===== Provided data
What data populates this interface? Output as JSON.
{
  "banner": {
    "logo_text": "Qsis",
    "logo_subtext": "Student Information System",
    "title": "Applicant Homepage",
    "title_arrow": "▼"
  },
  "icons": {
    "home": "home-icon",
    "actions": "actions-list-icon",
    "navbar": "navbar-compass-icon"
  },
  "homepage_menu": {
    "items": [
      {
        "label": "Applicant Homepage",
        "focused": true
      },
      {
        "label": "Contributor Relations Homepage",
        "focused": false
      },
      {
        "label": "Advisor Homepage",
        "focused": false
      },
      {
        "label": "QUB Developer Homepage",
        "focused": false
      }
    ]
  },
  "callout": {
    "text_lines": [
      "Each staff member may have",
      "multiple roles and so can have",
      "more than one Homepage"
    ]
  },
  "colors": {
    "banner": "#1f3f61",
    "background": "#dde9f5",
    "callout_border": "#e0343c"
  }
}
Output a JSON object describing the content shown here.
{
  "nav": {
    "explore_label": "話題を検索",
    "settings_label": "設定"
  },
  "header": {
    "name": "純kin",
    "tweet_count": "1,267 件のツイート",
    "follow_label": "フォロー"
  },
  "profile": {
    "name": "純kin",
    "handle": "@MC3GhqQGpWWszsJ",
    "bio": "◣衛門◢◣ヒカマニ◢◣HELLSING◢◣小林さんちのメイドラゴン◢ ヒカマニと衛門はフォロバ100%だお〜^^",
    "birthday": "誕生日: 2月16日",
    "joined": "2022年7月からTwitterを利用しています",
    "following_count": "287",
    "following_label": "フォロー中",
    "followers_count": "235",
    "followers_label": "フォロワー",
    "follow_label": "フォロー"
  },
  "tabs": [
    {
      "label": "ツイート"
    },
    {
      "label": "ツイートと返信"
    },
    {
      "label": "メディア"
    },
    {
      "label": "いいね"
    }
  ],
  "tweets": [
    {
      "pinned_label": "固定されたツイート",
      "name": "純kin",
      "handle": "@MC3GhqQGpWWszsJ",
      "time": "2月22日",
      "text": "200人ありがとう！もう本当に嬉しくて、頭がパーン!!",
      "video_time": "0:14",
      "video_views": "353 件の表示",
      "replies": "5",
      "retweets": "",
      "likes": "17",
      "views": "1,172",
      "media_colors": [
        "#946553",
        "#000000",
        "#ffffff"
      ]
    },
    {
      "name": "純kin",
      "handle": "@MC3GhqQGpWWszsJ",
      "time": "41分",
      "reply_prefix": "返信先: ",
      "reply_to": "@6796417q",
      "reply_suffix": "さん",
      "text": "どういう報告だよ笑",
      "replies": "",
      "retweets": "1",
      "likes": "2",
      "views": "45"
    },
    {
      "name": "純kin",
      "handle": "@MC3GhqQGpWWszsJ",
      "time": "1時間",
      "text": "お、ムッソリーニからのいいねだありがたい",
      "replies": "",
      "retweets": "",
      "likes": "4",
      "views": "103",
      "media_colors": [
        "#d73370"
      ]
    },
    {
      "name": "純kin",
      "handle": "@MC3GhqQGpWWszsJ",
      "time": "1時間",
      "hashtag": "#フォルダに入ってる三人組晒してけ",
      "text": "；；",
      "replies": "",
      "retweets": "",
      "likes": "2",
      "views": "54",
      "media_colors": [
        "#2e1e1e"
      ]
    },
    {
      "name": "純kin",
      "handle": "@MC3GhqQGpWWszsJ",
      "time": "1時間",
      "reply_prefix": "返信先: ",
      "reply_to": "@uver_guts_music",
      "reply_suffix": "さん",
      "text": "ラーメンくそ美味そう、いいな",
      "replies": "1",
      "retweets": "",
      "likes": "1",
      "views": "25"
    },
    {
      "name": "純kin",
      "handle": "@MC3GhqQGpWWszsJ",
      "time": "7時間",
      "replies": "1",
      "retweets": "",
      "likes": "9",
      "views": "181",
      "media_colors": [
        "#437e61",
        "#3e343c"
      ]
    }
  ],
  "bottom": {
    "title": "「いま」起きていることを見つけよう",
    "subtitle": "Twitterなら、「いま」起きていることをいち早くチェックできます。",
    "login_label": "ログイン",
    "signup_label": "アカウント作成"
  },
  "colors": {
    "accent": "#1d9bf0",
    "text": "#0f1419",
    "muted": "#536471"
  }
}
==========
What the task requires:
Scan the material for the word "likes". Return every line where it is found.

Response to this task:
      "likes": "17",
      "likes": "2",
      "likes": "4",
      "likes": "2",
      "likes": "1",
      "likes": "9",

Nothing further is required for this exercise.